Record set section start

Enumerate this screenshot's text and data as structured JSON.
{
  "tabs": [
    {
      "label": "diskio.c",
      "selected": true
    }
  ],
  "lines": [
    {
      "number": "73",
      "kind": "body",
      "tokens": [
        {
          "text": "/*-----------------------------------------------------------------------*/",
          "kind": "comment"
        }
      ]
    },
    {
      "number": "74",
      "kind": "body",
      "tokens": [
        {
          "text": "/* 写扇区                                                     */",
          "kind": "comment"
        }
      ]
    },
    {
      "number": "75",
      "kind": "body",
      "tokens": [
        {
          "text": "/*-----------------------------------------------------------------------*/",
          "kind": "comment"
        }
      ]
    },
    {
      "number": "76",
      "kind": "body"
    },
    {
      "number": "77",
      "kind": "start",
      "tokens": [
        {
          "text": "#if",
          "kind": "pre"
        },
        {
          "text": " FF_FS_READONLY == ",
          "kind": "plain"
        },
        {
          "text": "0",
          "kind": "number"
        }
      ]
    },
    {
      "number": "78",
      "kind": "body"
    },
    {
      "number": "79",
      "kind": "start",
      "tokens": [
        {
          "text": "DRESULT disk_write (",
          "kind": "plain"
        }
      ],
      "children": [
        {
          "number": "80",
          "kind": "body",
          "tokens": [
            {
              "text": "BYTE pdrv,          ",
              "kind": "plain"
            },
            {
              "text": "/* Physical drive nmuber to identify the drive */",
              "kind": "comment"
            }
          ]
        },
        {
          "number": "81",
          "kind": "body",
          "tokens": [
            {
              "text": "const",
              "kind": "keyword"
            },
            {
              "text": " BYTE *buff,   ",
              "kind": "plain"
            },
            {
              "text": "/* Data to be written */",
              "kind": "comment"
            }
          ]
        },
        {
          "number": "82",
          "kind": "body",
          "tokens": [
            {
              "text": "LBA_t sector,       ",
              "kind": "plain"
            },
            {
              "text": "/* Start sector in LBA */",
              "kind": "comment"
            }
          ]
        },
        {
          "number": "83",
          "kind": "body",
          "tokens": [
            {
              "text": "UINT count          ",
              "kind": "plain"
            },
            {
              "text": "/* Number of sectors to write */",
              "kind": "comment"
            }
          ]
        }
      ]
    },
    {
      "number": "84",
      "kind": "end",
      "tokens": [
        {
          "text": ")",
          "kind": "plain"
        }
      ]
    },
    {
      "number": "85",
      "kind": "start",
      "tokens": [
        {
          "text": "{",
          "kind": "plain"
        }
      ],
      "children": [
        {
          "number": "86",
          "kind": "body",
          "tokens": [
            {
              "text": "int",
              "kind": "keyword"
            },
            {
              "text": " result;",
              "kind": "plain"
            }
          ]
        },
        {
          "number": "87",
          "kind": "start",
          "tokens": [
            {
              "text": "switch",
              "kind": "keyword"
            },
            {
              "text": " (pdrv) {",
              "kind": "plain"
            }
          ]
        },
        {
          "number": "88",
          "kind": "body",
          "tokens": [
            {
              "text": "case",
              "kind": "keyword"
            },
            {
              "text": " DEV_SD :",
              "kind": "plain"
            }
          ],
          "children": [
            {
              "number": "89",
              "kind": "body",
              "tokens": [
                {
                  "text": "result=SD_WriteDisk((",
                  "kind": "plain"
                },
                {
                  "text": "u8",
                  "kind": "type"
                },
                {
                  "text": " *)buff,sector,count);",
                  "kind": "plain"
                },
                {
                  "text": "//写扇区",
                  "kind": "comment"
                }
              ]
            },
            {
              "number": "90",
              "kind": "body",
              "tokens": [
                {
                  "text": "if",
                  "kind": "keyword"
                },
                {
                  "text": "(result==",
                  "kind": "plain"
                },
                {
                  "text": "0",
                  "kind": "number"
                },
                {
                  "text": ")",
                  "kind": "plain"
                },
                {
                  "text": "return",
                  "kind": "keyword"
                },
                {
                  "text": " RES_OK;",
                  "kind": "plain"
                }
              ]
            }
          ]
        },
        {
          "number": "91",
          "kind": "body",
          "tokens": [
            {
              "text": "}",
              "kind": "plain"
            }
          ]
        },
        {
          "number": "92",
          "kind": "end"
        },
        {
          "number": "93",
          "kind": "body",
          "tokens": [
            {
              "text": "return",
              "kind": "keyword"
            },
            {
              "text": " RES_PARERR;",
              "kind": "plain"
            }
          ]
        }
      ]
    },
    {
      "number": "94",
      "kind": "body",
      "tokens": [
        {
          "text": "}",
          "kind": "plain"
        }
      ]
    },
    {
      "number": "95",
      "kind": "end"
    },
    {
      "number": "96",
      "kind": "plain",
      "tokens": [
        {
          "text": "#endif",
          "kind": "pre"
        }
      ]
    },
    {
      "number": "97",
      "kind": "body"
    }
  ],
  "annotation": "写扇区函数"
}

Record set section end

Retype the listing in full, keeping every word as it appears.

▸ Output for this task
Enumerate this screenshot's text and data as structured JSON.
{
  "tabs": [
    {
      "label": "diskio.c",
      "selected": true
    }
  ],
  "lines": [
    {
      "number": "73",
      "kind": "body",
      "tokens": [
        {
          "text": "/*-----------------------------------------------------------------------*/",
          "kind": "comment"
        }
      ]
    },
    {
      "number": "74",
      "kind": "body",
      "tokens": [
        {
          "text": "/* 写扇区                                                     */",
          "kind": "comment"
        }
      ]
    },
    {
      "number": "75",
      "kind": "body",
      "tokens": [
        {
          "text": "/*-----------------------------------------------------------------------*/",
          "kind": "comment"
        }
      ]
    },
    {
      "number": "76",
      "kind": "body"
    },
    {
      "number": "77",
      "kind": "start",
      "tokens": [
        {
          "text": "#if",
          "kind": "pre"
        },
        {
          "text": " FF_FS_READONLY == ",
          "kind": "plain"
        },
        {
          "text": "0",
          "kind": "number"
        }
      ]
    },
    {
      "number": "78",
      "kind": "body"
    },
    {
      "number": "79",
      "kind": "start",
      "tokens": [
        {
          "text": "DRESULT disk_write (",
          "kind": "plain"
        }
      ],
      "children": [
        {
          "number": "80",
          "kind": "body",
          "tokens": [
            {
              "text": "BYTE pdrv,          ",
              "kind": "plain"
            },
            {
              "text": "/* Physical drive nmuber to identify the drive */",
              "kind": "comment"
            }
          ]
        },
        {
          "number": "81",
          "kind": "body",
          "tokens": [
            {
              "text": "const",
              "kind": "keyword"
            },
            {
              "text": " BYTE *buff,   ",
              "kind": "plain"
            },
            {
              "text": "/* Data to be written */",
              "kind": "comment"
            }
          ]
        },
        {
          "number": "82",
          "kind": "body",
          "tokens": [
            {
              "text": "LBA_t sector,       ",
              "kind": "plain"
            },
            {
              "text": "/* Start sector in LBA */",
              "kind": "comment"
            }
          ]
        },
        {
          "number": "83",
          "kind": "body",
          "tokens": [
            {
              "text": "UINT count          ",
              "kind": "plain"
            },
            {
              "text": "/* Number of sectors to write */",
              "kind": "comment"
            }
          ]
        }
      ]
    },
    {
      "number": "84",
      "kind": "end",
      "tokens": [
        {
          "text": ")",
          "kind": "plain"
        }
      ]
    },
    {
      "number": "85",
      "kind": "start",
      "tokens": [
        {
          "text": "{",
          "kind": "plain"
        }
      ],
      "children": [
        {
          "number": "86",
          "kind": "body",
          "tokens": [
            {
              "text": "int",
              "kind": "keyword"
            },
            {
              "text": " result;",
              "kind": "plain"
            }
          ]
        },
        {
          "number": "87",
          "kind": "start",
          "tokens": [
            {
              "text": "switch",
              "kind": "keyword"
            },
            {
              "text": " (pdrv) {",
              "kind": "plain"
            }
          ]
        },
        {
          "number": "88",
          "kind": "body",
          "tokens": [
            {
              "text": "case",
              "kind": "keyword"
            },
            {
              "text": " DEV_SD :",
              "kind": "plain"
            }
          ],
          "children": [
            {
              "number": "89",
              "kind": "body",
              "tokens": [
                {
                  "text": "result=SD_WriteDisk((",
                  "kind": "plain"
                },
                {
                  "text": "u8",
                  "kind": "type"
                },
                {
                  "text": " *)buff,sector,count);",
                  "kind": "plain"
                },
                {
                  "text": "//写扇区",
                  "kind": "comment"
                }
              ]
            },
            {
              "number": "90",
              "kind": "body",
              "tokens": [
                {
                  "text": "if",
                  "kind": "keyword"
                },
                {
                  "text": "(result==",
                  "kind": "plain"
                },
                {
                  "text": "0",
                  "kind": "number"
                },
                {
                  "text": ")",
                  "kind": "plain"
                },
                {
                  "text": "return",
                  "kind": "keyword"
                },
                {
                  "text": " RES_OK;",
                  "kind": "plain"
                }
              ]
            }
          ]
        },
        {
          "number": "91",
          "kind": "body",
          "tokens": [
            {
              "text": "}",
              "kind": "plain"
            }
          ]
        },
        {
          "number": "92",
          "kind": "end"
        },
        {
          "number": "93",
          "kind": "body",
          "tokens": [
            {
              "text": "return",
              "kind": "keyword"
            },
            {
              "text": " RES_PARERR;",
              "kind": "plain"
            }
          ]
        }
      ]
    },
    {
      "number": "94",
      "kind": "body",
      "tokens": [
        {
          "text": "}",
          "kind": "plain"
        }
      ]
    },
    {
      "number": "95",
      "kind": "end"
    },
    {
      "number": "96",
      "kind": "plain",
      "tokens": [
        {
          "text": "#endif",
          "kind": "pre"
        }
      ]
    },
    {
      "number": "97",
      "kind": "body"
    }
  ],
  "annotation": "写扇区函数"
}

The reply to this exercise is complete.